In 1987, a budding company called Square Company, Ltd. launched Final Fantasy in Japan, inspired by the immense success of Enix's Dragon Quest. Determined to create a game that built upon Dragon Quest's foundation, Square invested all its resources into Final Fantasy's development, knowing full well that their company's fate hinged on its success. Their gamble paid off, and the game was released on the Famicom system in Japan before making its way to the United States in 1990 for the Nintendo Entertainment System (NES).
For its era, the gameplay of Final Fantasy was nothing short of extraordinary. Players were given the option to assemble an adventuring party of four characters, each of whom could be a Fighter, Black Belt, Thief, Red Mage, White Mage, or Black Mage. Every character had unique strengths and weaknesses, with the White Mage specializing in curative and defensive magic, the Black Mage focusing on offensive spells, and the Red Mage boasting a mix of both. Players needed to find the right balance of combat prowess and spell-casting abilities to make the game more manageable. Final Fantasy's gameplay was versatile and engaging, allowing numerous playstyles and accommodating different player preferences, earning it high praise.
The story of Final Fantasy was equally captivating, tasking the player's party with undertaking various quests to progress through the adventure. At the time of its release, the game's narrative and quests were fresh and innovative, setting it apart from other RPGs like Dragon Warrior. While it shared some similarities with Dragon Warrior, Final Fantasy introduced novel ways to accomplish objectives, often requiring players to piece together various items to advance in the game. The player had to think critically and strategically to understand how to effectively utilize the available resources and move the story forward.

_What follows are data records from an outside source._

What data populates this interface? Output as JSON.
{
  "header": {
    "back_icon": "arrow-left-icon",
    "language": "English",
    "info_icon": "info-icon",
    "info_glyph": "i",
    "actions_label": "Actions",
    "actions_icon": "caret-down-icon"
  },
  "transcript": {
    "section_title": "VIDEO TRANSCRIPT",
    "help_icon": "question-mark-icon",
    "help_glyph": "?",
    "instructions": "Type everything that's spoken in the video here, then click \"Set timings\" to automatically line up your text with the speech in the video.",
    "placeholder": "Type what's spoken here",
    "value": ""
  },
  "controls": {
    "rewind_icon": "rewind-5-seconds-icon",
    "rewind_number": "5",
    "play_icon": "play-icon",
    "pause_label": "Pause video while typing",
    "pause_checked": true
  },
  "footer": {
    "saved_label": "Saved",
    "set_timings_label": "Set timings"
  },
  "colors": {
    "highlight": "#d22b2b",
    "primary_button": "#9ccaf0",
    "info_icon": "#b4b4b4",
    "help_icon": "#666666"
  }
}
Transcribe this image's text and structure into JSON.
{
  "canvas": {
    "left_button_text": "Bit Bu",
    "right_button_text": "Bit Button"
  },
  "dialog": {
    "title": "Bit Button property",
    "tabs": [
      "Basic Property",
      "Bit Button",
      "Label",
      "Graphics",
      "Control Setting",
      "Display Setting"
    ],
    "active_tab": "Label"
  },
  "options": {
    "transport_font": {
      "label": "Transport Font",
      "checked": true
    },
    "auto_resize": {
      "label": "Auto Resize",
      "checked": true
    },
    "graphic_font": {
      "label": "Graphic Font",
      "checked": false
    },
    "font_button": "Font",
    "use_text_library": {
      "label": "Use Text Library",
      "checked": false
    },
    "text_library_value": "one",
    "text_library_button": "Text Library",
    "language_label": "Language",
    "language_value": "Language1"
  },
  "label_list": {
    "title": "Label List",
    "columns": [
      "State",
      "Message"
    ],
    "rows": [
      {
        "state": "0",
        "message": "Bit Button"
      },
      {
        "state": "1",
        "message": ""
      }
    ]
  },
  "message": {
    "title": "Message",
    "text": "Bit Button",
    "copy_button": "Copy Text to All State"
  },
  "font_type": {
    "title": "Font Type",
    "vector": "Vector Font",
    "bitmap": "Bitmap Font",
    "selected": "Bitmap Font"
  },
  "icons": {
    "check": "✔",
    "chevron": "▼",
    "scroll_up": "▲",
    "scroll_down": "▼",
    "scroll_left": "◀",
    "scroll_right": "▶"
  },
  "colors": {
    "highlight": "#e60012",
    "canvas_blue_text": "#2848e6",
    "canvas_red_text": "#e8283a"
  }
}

Final Fantasy, along with Dragon Warrior, played a pivotal role in shaping the RPG genre. Many subsequent role-playing games borrowed elements from these two titles, such as the core storylines, goals, and intricate methods for achieving objectives. In essence, Final Fantasy's success not only saved Square Company but also left an indelible mark on the gaming industry, inspiring countless RPGs that followed in its footsteps.